During the crosswind roller on the first circuit the aircraft was "crabbed" on approach, with the left rudder input to precisely "kick off drift" in the flare being simple to achieve and accurate to control into a soft touchdown.
The second circuit required a 20% left rudder trim selection to balance the slip and on go-around, the asymmetric power compensation required by rudder input was small and instinctive for the pilot to apply.
The massive lateral offset manoeuvre on the third circuit down to a simulated landing was far beyond the normal limits of any commercial operation, yet the jet coped without problem to be lined up for the simulated landing flare.
The combination of delightful handling and powerful flight-control characteristics, rapid and accurate power response, the EASy cockpit information and the FPV on the pilot flying display providing intuitive flightpath information irrespective of speed/configuration meant I found myself enjoying the simple pleasure of flying the aircraft fully manually and without any back up from autothrottle or autopilot functions. I felt this aircraft was as responsive to fly in the circuit/on-approach as a military advanced jet trainer, if the pilot ever needed that capability.
On return to Bordeaux we shut down after a 1h 50 min flight with 2,225kg fuel remaining, meaning we had used just 1,865kg of fuel in nearly 2h of hard manoeuvring flight.
The 900LX flying characteristics were, in my opinion, almost identical to those of the 2000LX and close to faultless. The 900LX is the best handling and most rewarding conventionally controlled business jet I have flown.

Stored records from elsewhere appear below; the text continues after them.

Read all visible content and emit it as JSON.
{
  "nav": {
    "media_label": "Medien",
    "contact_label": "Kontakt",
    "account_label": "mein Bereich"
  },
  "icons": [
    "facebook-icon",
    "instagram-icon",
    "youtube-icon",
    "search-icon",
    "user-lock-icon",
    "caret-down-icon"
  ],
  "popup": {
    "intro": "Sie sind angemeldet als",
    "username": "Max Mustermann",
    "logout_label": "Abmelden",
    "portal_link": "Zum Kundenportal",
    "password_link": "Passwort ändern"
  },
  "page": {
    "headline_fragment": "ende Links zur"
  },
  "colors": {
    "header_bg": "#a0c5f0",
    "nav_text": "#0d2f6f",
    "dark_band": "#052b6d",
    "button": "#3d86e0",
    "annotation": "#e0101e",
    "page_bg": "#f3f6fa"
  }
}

The winglet modification is a perfect upgrade for the Falcon 900LX and one that is in complete aerodynamic synergy with the aircraft.
Dassault continues to develop aircraft that are a real pleasure for any pilot to fly but, beyond this, as a prospective owner/operator, Dassault Falcon business jets (7X, 900LX, 2000LX) are all now as clever as they are good looking, operationally flexible, practical, economic and environmentally responsible.